Input:
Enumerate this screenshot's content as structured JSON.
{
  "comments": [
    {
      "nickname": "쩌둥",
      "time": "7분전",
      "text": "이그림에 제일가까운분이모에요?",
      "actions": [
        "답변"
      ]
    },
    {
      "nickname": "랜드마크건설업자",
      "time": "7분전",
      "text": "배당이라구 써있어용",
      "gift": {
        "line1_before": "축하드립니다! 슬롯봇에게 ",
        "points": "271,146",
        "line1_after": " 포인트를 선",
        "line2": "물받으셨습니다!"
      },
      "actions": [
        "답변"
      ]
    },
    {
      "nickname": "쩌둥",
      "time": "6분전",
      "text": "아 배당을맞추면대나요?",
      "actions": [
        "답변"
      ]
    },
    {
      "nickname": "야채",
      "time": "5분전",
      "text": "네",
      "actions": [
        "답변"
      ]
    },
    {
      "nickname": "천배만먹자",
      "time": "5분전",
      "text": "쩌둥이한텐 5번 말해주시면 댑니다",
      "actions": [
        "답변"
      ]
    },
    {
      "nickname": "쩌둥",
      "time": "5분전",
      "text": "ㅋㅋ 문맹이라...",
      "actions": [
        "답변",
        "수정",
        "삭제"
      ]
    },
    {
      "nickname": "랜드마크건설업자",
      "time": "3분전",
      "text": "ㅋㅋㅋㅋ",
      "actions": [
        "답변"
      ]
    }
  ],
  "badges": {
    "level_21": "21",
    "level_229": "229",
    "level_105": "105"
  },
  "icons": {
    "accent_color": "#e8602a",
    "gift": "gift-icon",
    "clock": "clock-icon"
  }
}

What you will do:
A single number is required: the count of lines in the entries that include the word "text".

Completed exercise:
7